What the task requires ▸ Each record that follows should be repeated exactly, with no pictures carried over.

═════ Entries provided

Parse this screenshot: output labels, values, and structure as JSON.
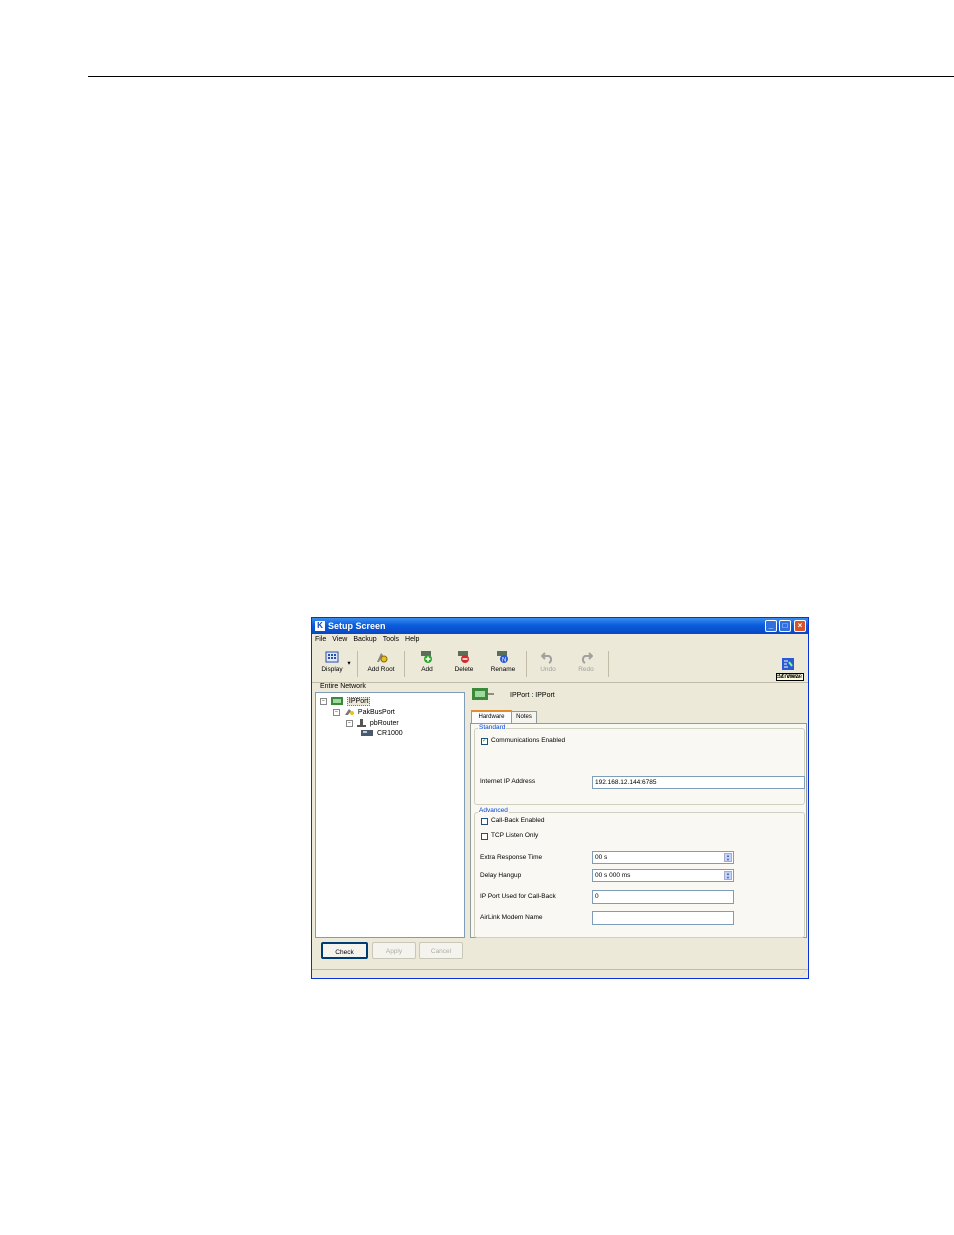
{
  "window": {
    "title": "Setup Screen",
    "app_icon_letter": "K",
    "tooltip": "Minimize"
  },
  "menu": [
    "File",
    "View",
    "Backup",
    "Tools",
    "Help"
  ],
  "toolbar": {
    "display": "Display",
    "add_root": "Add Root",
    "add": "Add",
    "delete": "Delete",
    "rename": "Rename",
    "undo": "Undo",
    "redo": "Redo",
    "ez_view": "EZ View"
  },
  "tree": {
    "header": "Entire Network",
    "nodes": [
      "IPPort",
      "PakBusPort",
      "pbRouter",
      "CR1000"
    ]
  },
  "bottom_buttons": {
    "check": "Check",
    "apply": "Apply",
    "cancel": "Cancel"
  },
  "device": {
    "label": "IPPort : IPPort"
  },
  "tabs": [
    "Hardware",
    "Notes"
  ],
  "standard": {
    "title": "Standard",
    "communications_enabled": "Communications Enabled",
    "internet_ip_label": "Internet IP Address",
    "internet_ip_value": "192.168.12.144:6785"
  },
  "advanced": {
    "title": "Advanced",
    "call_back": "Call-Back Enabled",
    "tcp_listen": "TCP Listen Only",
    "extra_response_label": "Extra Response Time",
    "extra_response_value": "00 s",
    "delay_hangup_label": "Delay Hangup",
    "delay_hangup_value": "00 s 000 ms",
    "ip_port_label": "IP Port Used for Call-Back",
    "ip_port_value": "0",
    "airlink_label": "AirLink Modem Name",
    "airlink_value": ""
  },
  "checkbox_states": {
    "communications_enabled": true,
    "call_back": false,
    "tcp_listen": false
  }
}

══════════

Exercise response ▸
Parse this screenshot: output labels, values, and structure as JSON.
{
  "window": {
    "title": "Setup Screen",
    "app_icon_letter": "K",
    "tooltip": "Minimize"
  },
  "menu": [
    "File",
    "View",
    "Backup",
    "Tools",
    "Help"
  ],
  "toolbar": {
    "display": "Display",
    "add_root": "Add Root",
    "add": "Add",
    "delete": "Delete",
    "rename": "Rename",
    "undo": "Undo",
    "redo": "Redo",
    "ez_view": "EZ View"
  },
  "tree": {
    "header": "Entire Network",
    "nodes": [
      "IPPort",
      "PakBusPort",
      "pbRouter",
      "CR1000"
    ]
  },
  "bottom_buttons": {
    "check": "Check",
    "apply": "Apply",
    "cancel": "Cancel"
  },
  "device": {
    "label": "IPPort : IPPort"
  },
  "tabs": [
    "Hardware",
    "Notes"
  ],
  "standard": {
    "title": "Standard",
    "communications_enabled": "Communications Enabled",
    "internet_ip_label": "Internet IP Address",
    "internet_ip_value": "192.168.12.144:6785"
  },
  "advanced": {
    "title": "Advanced",
    "call_back": "Call-Back Enabled",
    "tcp_listen": "TCP Listen Only",
    "extra_response_label": "Extra Response Time",
    "extra_response_value": "00 s",
    "delay_hangup_label": "Delay Hangup",
    "delay_hangup_value": "00 s 000 ms",
    "ip_port_label": "IP Port Used for Call-Back",
    "ip_port_value": "0",
    "airlink_label": "AirLink Modem Name",
    "airlink_value": ""
  },
  "checkbox_states": {
    "communications_enabled": true,
    "call_back": false,
    "tcp_listen": false
  }
}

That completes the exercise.